Elgin Museum had applied for a grant of £44,500 to be spread across the next three years to ensure it can remain open in the future.
But councillors yesterday cast doubt on a financial plan submitted by volunteers at the facility – and them they had to prove the venue could be financially self-sufficient before they would grant any funding.
Elected members identified faults with the museum’s projected income figures and noted discrepancies in other areas of its funding application.
Last night Janet Tythall, vice-president of The Moray Society, which runs the museum, pledged to work with the authority to iron out any flaws in the funding bid.
She said: “We will work with council officers to give them the answers they seek, but it is frustrating that we will have to wait for a decision on funding.
“We remain confident that we are providing the sort of service that Moray needs, and I hope councillors take that into account.
“We are working on projects with Historic Scotland and we want to be able to assure them our future is safe.”
Councillor John Cowe, chairman of the economic development and infrastructure services committee, had concerns the museum’s financial plan was not clear enough.
He said: “The museum suggests it will be able to increase footfall by 4,000 people over the next three years.
“But over the last year that has only gone up by 75 people, so that needs to be answered.”
Speyside and Glenlivet councillor Fiona Murdoch added: “The museum should be making its way towards self-sustainability.
“Those fundraising for it need to look at more regular income streams than just occasional corporate events and weddings.
“The museum does bring advantages, but the business plan needs more work before we could even contemplate the request.”
Fochabers and Lhanbryde councillor Douglas Ross urged fellow committee members to vote in favour of the request when the time came.
He said: “A four-star visitor attraction, and accredited museum, may have to close if this request is not granted.

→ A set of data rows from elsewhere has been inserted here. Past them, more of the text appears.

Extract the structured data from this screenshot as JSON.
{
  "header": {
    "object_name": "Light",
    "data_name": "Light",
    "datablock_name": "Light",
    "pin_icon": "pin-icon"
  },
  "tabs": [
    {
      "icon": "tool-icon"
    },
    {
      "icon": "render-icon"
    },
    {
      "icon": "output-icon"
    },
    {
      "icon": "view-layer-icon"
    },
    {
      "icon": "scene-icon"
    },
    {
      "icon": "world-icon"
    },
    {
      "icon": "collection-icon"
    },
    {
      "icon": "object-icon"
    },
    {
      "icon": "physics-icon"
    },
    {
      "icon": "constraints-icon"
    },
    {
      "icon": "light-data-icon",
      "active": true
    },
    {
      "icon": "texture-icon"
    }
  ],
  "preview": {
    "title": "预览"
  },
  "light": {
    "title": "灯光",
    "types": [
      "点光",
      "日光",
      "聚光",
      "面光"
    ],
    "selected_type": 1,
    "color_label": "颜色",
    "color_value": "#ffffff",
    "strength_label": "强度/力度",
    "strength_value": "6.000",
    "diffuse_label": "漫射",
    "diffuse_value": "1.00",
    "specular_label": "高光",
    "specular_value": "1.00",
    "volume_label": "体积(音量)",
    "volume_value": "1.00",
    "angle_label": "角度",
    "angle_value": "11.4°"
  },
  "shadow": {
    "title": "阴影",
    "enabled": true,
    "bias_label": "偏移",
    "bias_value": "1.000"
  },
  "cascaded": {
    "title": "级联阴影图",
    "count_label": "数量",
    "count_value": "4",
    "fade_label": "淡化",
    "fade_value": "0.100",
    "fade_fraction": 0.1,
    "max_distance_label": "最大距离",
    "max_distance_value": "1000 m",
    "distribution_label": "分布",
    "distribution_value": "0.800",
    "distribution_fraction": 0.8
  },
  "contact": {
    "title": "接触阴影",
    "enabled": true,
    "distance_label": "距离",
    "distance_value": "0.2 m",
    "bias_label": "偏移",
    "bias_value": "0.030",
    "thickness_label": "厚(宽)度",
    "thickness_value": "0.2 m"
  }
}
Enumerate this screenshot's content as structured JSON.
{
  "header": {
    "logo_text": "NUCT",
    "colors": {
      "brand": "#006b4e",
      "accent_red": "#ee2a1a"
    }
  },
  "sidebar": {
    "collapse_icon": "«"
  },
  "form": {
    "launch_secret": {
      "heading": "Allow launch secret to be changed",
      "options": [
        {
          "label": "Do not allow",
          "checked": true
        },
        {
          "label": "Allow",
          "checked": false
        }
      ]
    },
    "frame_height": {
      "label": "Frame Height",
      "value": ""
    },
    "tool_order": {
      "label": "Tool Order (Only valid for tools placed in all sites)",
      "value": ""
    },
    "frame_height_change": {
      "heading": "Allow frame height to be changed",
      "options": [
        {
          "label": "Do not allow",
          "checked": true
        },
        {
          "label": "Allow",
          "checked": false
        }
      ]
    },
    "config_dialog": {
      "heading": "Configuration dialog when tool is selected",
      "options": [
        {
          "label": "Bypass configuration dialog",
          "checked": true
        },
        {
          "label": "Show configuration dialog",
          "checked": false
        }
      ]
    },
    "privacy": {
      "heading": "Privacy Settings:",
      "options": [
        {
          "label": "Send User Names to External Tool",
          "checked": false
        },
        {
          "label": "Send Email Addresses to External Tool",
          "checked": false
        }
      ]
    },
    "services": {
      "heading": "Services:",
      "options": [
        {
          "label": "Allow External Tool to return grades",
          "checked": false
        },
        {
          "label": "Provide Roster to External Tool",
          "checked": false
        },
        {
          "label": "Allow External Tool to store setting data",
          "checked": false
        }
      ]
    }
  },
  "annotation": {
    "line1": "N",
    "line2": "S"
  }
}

“I accept there are competing demands, but we have to look at what this museum brings to Moray – for local people and visitors.”